Interface dataset entries
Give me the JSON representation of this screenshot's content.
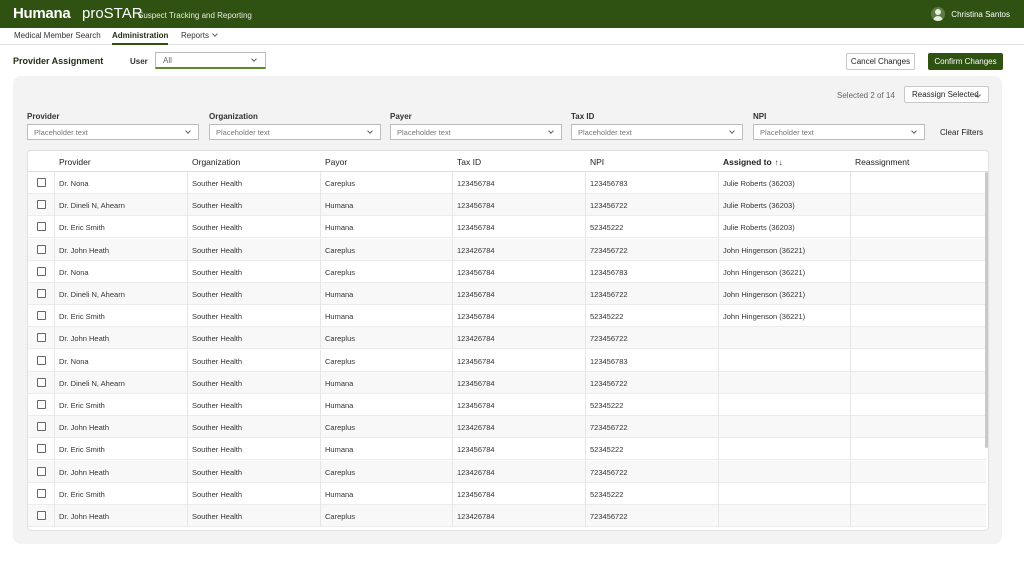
{
  "header": {
    "logo": "Humana",
    "product": "proSTAR",
    "subtitle": "Suspect Tracking and Reporting",
    "user_name": "Christina Santos",
    "user_icon": "avatar-icon"
  },
  "nav": {
    "items": [
      {
        "label": "Medical Member Search"
      },
      {
        "label": "Administration"
      },
      {
        "label": "Reports"
      }
    ]
  },
  "page": {
    "title": "Provider Assignment",
    "user_label": "User",
    "user_value": "All",
    "cancel_label": "Cancel Changes",
    "confirm_label": "Confirm Changes"
  },
  "toolbar": {
    "selected_text": "Selected 2 of 14",
    "reassign_label": "Reassign Selected",
    "clear_filters": "Clear Filters"
  },
  "filters": [
    {
      "label": "Provider",
      "placeholder": "Placeholder text"
    },
    {
      "label": "Organization",
      "placeholder": "Placeholder text"
    },
    {
      "label": "Payer",
      "placeholder": "Placeholder text"
    },
    {
      "label": "Tax ID",
      "placeholder": "Placeholder text"
    },
    {
      "label": "NPI",
      "placeholder": "Placeholder text"
    }
  ],
  "table": {
    "columns": [
      "Provider",
      "Organization",
      "Payor",
      "Tax ID",
      "NPI",
      "Assigned to",
      "Reassignment"
    ],
    "sort_icon": "↑↓",
    "rows": [
      {
        "provider": "Dr. Nona",
        "org": "Souther Health",
        "payor": "Careplus",
        "tax": "123456784",
        "npi": "123456783",
        "assigned": "Julie Roberts (36203)"
      },
      {
        "provider": "Dr. Dineli N, Ahearn",
        "org": "Souther Health",
        "payor": "Humana",
        "tax": "123456784",
        "npi": "123456722",
        "assigned": "Julie Roberts (36203)"
      },
      {
        "provider": "Dr. Eric Smith",
        "org": "Souther Health",
        "payor": "Humana",
        "tax": "123456784",
        "npi": "52345222",
        "assigned": "Julie Roberts (36203)"
      },
      {
        "provider": "Dr. John Heath",
        "org": "Souther Health",
        "payor": "Careplus",
        "tax": "123426784",
        "npi": "723456722",
        "assigned": "John Hingenson (36221)"
      },
      {
        "provider": "Dr. Nona",
        "org": "Souther Health",
        "payor": "Careplus",
        "tax": "123456784",
        "npi": "123456783",
        "assigned": "John Hingenson (36221)"
      },
      {
        "provider": "Dr. Dineli N, Ahearn",
        "org": "Souther Health",
        "payor": "Humana",
        "tax": "123456784",
        "npi": "123456722",
        "assigned": "John Hingenson (36221)"
      },
      {
        "provider": "Dr. Eric Smith",
        "org": "Souther Health",
        "payor": "Humana",
        "tax": "123456784",
        "npi": "52345222",
        "assigned": "John Hingenson (36221)"
      },
      {
        "provider": "Dr. John Heath",
        "org": "Souther Health",
        "payor": "Careplus",
        "tax": "123426784",
        "npi": "723456722",
        "assigned": ""
      },
      {
        "provider": "Dr. Nona",
        "org": "Souther Health",
        "payor": "Careplus",
        "tax": "123456784",
        "npi": "123456783",
        "assigned": ""
      },
      {
        "provider": "Dr. Dineli N, Ahearn",
        "org": "Souther Health",
        "payor": "Humana",
        "tax": "123456784",
        "npi": "123456722",
        "assigned": ""
      },
      {
        "provider": "Dr. Eric Smith",
        "org": "Souther Health",
        "payor": "Humana",
        "tax": "123456784",
        "npi": "52345222",
        "assigned": ""
      },
      {
        "provider": "Dr. John Heath",
        "org": "Souther Health",
        "payor": "Careplus",
        "tax": "123426784",
        "npi": "723456722",
        "assigned": ""
      },
      {
        "provider": "Dr. Eric Smith",
        "org": "Souther Health",
        "payor": "Humana",
        "tax": "123456784",
        "npi": "52345222",
        "assigned": ""
      },
      {
        "provider": "Dr. John Heath",
        "org": "Souther Health",
        "payor": "Careplus",
        "tax": "123426784",
        "npi": "723456722",
        "assigned": ""
      },
      {
        "provider": "Dr. Eric Smith",
        "org": "Souther Health",
        "payor": "Humana",
        "tax": "123456784",
        "npi": "52345222",
        "assigned": ""
      },
      {
        "provider": "Dr. John Heath",
        "org": "Souther Health",
        "payor": "Careplus",
        "tax": "123426784",
        "npi": "723456722",
        "assigned": ""
      }
    ]
  },
  "colors": {
    "brand_green": "#2f5213",
    "accent_green": "#5d8a2a"
  }
}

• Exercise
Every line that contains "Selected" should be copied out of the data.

• Result
    "selected_text": "Selected 2 of 14",
    "reassign_label": "Reassign Selected",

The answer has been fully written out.